> **Work to complete**
Repeat the listing below line by line, exactly, leaving its pictures behind.

□ □ □ □ □ □ □

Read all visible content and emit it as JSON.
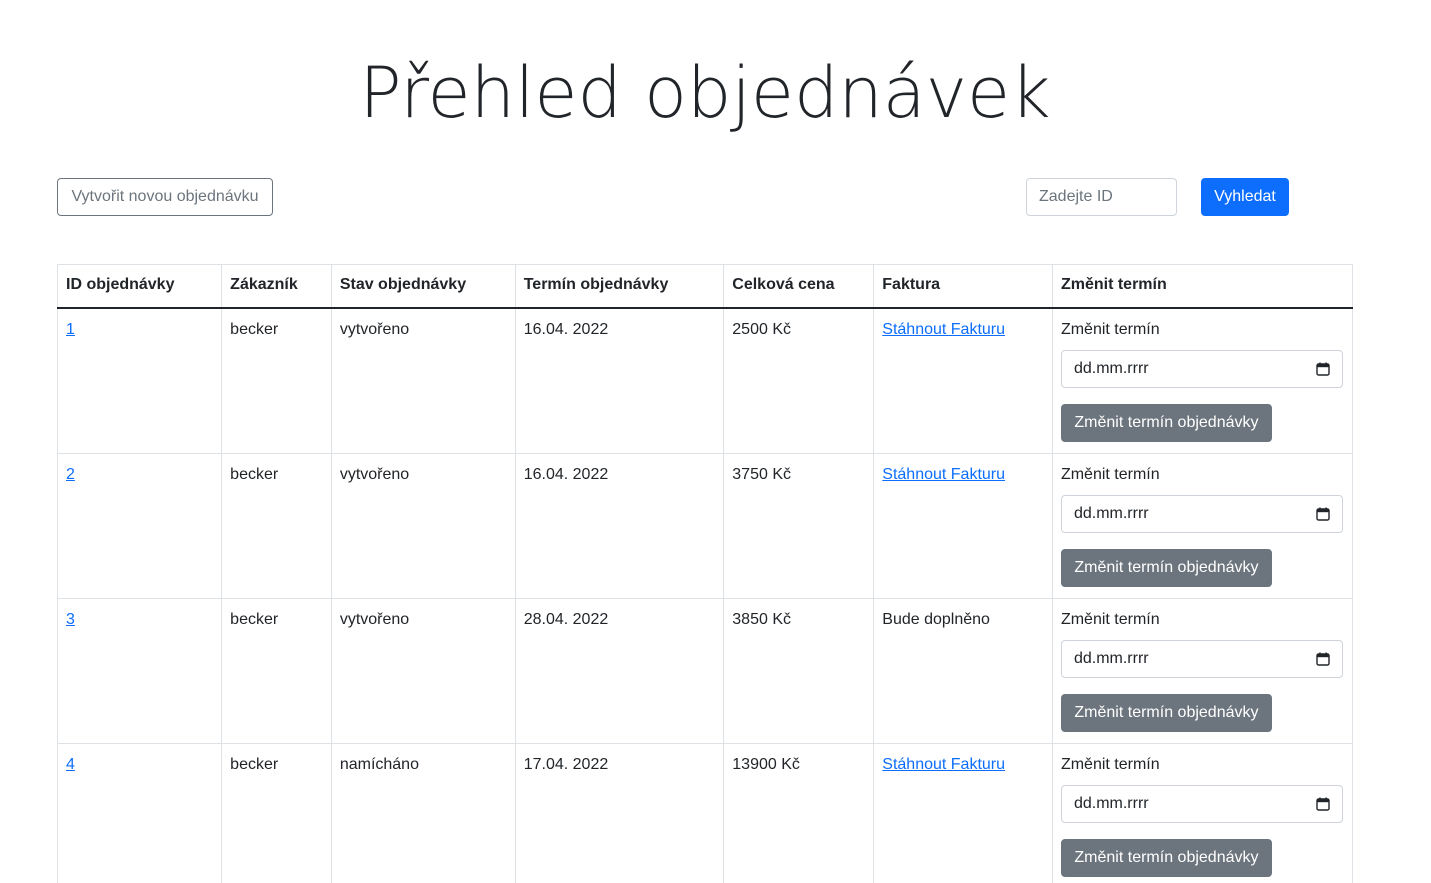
{
  "title": "Přehled objednávek",
  "toolbar": {
    "create_label": "Vytvořit novou objednávku",
    "search_placeholder": "Zadejte ID",
    "search_label": "Vyhledat"
  },
  "table": {
    "headers": [
      "ID objednávky",
      "Zákazník",
      "Stav objednávky",
      "Termín objednávky",
      "Celková cena",
      "Faktura",
      "Změnit termín"
    ],
    "rows": [
      {
        "id": "1",
        "customer": "becker",
        "state": "vytvořeno",
        "date": "16.04. 2022",
        "price": "2500 Kč",
        "invoice": "Stáhnout Fakturu",
        "invoice_is_link": true,
        "change_label": "Změnit termín",
        "date_placeholder": "dd.mm.rrrr",
        "change_button": "Změnit termín objednávky"
      },
      {
        "id": "2",
        "customer": "becker",
        "state": "vytvořeno",
        "date": "16.04. 2022",
        "price": "3750 Kč",
        "invoice": "Stáhnout Fakturu",
        "invoice_is_link": true,
        "change_label": "Změnit termín",
        "date_placeholder": "dd.mm.rrrr",
        "change_button": "Změnit termín objednávky"
      },
      {
        "id": "3",
        "customer": "becker",
        "state": "vytvořeno",
        "date": "28.04. 2022",
        "price": "3850 Kč",
        "invoice": "Bude doplněno",
        "invoice_is_link": false,
        "change_label": "Změnit termín",
        "date_placeholder": "dd.mm.rrrr",
        "change_button": "Změnit termín objednávky"
      },
      {
        "id": "4",
        "customer": "becker",
        "state": "namícháno",
        "date": "17.04. 2022",
        "price": "13900 Kč",
        "invoice": "Stáhnout Fakturu",
        "invoice_is_link": true,
        "change_label": "Změnit termín",
        "date_placeholder": "dd.mm.rrrr",
        "change_button": "Změnit termín objednávky"
      }
    ]
  },
  "colors": {
    "primary": "#0d6efd",
    "secondary": "#6c757d",
    "text": "#212529",
    "border": "#dee2e6"
  },
  "icons": {
    "date_picker": "calendar-icon"
  }
}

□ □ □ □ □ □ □

> **Written answer**
Read all visible content and emit it as JSON.
{
  "title": "Přehled objednávek",
  "toolbar": {
    "create_label": "Vytvořit novou objednávku",
    "search_placeholder": "Zadejte ID",
    "search_label": "Vyhledat"
  },
  "table": {
    "headers": [
      "ID objednávky",
      "Zákazník",
      "Stav objednávky",
      "Termín objednávky",
      "Celková cena",
      "Faktura",
      "Změnit termín"
    ],
    "rows": [
      {
        "id": "1",
        "customer": "becker",
        "state": "vytvořeno",
        "date": "16.04. 2022",
        "price": "2500 Kč",
        "invoice": "Stáhnout Fakturu",
        "invoice_is_link": true,
        "change_label": "Změnit termín",
        "date_placeholder": "dd.mm.rrrr",
        "change_button": "Změnit termín objednávky"
      },
      {
        "id": "2",
        "customer": "becker",
        "state": "vytvořeno",
        "date": "16.04. 2022",
        "price": "3750 Kč",
        "invoice": "Stáhnout Fakturu",
        "invoice_is_link": true,
        "change_label": "Změnit termín",
        "date_placeholder": "dd.mm.rrrr",
        "change_button": "Změnit termín objednávky"
      },
      {
        "id": "3",
        "customer": "becker",
        "state": "vytvořeno",
        "date": "28.04. 2022",
        "price": "3850 Kč",
        "invoice": "Bude doplněno",
        "invoice_is_link": false,
        "change_label": "Změnit termín",
        "date_placeholder": "dd.mm.rrrr",
        "change_button": "Změnit termín objednávky"
      },
      {
        "id": "4",
        "customer": "becker",
        "state": "namícháno",
        "date": "17.04. 2022",
        "price": "13900 Kč",
        "invoice": "Stáhnout Fakturu",
        "invoice_is_link": true,
        "change_label": "Změnit termín",
        "date_placeholder": "dd.mm.rrrr",
        "change_button": "Změnit termín objednávky"
      }
    ]
  },
  "colors": {
    "primary": "#0d6efd",
    "secondary": "#6c757d",
    "text": "#212529",
    "border": "#dee2e6"
  },
  "icons": {
    "date_picker": "calendar-icon"
  }
}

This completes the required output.